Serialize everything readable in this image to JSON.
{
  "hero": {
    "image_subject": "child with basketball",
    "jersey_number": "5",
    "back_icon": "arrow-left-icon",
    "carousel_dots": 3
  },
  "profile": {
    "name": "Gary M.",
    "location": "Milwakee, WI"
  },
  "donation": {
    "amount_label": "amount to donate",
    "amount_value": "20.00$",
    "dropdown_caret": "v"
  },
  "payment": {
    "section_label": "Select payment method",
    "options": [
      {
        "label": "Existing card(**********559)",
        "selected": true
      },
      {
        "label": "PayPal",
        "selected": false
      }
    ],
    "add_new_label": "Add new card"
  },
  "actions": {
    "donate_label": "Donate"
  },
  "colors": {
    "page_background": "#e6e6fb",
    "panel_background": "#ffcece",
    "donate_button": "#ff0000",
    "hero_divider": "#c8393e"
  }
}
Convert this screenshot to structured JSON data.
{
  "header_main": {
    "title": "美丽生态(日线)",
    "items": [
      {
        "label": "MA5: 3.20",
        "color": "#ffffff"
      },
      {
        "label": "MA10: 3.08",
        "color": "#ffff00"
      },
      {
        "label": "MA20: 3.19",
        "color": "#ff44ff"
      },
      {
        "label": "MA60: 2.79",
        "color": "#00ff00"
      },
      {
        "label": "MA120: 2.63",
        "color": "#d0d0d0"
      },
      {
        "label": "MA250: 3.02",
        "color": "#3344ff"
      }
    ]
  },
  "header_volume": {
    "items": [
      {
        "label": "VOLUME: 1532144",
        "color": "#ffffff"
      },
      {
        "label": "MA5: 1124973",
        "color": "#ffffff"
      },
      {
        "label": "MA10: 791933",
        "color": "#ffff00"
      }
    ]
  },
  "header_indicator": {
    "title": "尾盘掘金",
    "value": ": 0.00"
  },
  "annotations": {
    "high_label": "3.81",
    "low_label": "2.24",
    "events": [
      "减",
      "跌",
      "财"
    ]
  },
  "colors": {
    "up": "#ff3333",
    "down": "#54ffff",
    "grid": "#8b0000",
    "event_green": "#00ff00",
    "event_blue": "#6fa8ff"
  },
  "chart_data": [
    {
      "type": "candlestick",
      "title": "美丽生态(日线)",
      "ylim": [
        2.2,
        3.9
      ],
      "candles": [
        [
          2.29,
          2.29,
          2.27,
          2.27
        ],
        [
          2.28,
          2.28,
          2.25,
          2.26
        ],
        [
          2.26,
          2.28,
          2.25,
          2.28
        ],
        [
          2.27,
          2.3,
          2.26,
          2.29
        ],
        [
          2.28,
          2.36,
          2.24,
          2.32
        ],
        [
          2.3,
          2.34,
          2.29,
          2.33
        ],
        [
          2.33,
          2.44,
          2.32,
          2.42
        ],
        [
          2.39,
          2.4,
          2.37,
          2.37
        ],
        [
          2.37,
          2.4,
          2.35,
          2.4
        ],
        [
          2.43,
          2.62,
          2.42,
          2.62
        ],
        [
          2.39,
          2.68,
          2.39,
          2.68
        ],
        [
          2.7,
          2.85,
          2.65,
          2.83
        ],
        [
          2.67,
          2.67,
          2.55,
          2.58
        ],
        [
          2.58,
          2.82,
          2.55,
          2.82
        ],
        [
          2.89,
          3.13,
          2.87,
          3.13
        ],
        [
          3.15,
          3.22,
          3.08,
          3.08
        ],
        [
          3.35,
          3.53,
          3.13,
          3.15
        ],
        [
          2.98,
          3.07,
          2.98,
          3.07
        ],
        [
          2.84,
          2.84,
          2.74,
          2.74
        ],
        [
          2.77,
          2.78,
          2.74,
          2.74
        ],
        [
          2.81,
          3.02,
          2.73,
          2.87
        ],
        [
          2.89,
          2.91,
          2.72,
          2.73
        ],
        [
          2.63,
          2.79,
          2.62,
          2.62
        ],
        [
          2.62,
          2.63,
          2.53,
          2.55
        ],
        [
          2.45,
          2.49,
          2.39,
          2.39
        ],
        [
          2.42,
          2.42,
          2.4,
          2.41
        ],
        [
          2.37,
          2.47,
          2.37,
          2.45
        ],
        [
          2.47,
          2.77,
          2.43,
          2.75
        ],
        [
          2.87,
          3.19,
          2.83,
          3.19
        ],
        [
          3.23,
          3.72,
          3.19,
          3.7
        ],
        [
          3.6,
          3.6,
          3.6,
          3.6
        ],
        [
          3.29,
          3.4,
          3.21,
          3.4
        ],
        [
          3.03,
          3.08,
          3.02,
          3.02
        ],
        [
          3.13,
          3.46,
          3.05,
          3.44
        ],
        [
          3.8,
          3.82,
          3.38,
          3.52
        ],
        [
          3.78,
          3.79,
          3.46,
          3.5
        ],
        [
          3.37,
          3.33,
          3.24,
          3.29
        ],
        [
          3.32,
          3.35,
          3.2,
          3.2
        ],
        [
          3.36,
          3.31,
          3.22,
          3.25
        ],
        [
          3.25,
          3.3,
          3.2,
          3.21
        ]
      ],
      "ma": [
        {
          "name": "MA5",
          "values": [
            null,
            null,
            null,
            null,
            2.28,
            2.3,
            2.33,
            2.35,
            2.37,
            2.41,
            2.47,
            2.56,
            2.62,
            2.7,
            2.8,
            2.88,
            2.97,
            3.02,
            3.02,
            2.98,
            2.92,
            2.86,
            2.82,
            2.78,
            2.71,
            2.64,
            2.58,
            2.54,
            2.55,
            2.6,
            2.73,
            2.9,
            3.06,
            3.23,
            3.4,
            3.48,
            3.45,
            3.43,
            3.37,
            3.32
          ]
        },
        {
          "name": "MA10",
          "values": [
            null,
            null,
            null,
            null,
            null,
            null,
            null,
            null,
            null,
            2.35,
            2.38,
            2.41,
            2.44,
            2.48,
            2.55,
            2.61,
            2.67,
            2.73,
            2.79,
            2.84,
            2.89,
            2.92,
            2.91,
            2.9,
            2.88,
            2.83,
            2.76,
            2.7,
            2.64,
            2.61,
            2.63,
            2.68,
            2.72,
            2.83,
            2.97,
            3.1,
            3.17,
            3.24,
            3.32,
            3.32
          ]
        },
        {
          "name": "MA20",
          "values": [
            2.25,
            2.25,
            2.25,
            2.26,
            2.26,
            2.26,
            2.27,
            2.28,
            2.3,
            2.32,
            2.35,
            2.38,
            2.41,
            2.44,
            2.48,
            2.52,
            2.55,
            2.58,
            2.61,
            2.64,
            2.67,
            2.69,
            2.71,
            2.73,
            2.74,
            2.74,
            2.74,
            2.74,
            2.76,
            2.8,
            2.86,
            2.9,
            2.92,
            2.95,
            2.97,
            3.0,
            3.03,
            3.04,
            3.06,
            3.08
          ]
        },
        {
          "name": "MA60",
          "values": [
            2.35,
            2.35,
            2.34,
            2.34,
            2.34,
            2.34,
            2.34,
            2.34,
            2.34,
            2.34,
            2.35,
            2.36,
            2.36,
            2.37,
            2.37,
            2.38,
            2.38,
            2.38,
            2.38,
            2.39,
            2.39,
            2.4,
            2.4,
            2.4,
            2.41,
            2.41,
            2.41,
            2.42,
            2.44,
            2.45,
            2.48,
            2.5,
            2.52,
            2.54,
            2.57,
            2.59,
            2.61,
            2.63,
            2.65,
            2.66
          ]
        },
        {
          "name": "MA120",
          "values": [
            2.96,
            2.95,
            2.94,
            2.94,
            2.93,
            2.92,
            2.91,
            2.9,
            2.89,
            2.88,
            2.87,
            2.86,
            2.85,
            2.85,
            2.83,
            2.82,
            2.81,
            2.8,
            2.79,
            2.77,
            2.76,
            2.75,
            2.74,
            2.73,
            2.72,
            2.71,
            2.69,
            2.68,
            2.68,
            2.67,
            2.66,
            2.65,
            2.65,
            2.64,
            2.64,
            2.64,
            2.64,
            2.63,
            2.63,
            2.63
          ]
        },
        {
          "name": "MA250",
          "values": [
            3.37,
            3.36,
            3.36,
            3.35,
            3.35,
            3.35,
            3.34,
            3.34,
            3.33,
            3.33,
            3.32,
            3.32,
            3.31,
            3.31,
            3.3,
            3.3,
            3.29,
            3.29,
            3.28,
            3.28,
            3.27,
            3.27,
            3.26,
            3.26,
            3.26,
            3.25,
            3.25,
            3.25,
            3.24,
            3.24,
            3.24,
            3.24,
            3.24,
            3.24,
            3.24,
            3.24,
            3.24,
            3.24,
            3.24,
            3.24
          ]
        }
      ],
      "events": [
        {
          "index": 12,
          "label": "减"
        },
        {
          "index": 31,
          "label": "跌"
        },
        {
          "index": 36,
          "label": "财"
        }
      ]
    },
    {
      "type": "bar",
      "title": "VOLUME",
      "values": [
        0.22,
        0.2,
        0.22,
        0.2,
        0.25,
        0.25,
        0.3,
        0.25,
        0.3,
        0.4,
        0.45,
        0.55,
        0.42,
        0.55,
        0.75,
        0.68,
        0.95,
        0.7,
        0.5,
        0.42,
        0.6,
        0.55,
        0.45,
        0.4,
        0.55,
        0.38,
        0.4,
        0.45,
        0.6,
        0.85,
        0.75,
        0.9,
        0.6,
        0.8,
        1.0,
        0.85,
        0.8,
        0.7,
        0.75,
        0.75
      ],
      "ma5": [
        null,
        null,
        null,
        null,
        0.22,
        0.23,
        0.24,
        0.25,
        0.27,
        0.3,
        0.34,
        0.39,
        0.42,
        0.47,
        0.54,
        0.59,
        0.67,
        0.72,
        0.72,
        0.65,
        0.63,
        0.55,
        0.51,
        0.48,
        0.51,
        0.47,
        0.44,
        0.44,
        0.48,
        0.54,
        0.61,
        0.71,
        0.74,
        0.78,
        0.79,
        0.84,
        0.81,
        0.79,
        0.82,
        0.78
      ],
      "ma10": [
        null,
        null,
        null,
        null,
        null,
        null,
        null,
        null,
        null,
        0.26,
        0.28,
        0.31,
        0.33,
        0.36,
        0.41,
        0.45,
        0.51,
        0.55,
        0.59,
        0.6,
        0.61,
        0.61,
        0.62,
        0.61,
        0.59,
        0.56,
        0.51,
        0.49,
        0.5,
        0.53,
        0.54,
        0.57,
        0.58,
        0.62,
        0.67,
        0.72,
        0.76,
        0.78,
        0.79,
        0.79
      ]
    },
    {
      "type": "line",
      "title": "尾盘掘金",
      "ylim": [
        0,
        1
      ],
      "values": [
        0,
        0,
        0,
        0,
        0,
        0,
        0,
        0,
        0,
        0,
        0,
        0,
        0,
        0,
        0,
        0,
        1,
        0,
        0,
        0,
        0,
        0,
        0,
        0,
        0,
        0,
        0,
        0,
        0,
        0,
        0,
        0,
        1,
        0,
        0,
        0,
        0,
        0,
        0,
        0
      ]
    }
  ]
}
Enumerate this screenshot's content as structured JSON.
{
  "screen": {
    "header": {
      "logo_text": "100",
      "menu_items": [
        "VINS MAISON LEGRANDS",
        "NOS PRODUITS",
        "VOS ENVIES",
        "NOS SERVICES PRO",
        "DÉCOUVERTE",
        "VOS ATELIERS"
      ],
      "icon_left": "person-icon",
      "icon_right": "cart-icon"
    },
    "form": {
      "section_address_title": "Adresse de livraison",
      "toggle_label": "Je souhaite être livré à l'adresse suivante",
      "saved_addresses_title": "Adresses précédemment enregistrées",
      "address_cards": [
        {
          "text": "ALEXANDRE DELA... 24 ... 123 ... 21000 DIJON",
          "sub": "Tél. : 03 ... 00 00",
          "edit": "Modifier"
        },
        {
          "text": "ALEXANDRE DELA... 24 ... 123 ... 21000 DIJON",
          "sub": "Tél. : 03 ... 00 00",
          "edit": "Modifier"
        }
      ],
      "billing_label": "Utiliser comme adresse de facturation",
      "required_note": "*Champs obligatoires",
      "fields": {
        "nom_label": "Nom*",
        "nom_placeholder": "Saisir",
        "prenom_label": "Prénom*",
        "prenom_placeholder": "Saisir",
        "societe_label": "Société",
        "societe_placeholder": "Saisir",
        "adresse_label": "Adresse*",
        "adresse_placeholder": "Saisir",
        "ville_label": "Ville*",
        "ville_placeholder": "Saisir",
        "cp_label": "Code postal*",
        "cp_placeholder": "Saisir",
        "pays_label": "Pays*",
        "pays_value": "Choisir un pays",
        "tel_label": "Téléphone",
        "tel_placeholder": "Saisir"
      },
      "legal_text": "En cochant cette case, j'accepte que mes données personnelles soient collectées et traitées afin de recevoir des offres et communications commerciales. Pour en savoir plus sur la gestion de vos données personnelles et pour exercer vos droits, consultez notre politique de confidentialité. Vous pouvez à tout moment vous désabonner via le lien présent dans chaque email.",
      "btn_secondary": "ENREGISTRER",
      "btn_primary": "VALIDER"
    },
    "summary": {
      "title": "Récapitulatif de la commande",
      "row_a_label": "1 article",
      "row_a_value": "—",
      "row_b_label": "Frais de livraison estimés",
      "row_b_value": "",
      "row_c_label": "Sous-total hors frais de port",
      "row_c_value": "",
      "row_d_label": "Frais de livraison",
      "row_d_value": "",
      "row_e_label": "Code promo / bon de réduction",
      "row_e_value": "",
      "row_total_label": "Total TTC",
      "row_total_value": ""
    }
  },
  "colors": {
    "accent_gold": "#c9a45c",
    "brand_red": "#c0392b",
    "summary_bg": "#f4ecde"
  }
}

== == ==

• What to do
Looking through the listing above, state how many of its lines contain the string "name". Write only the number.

• Answer space
7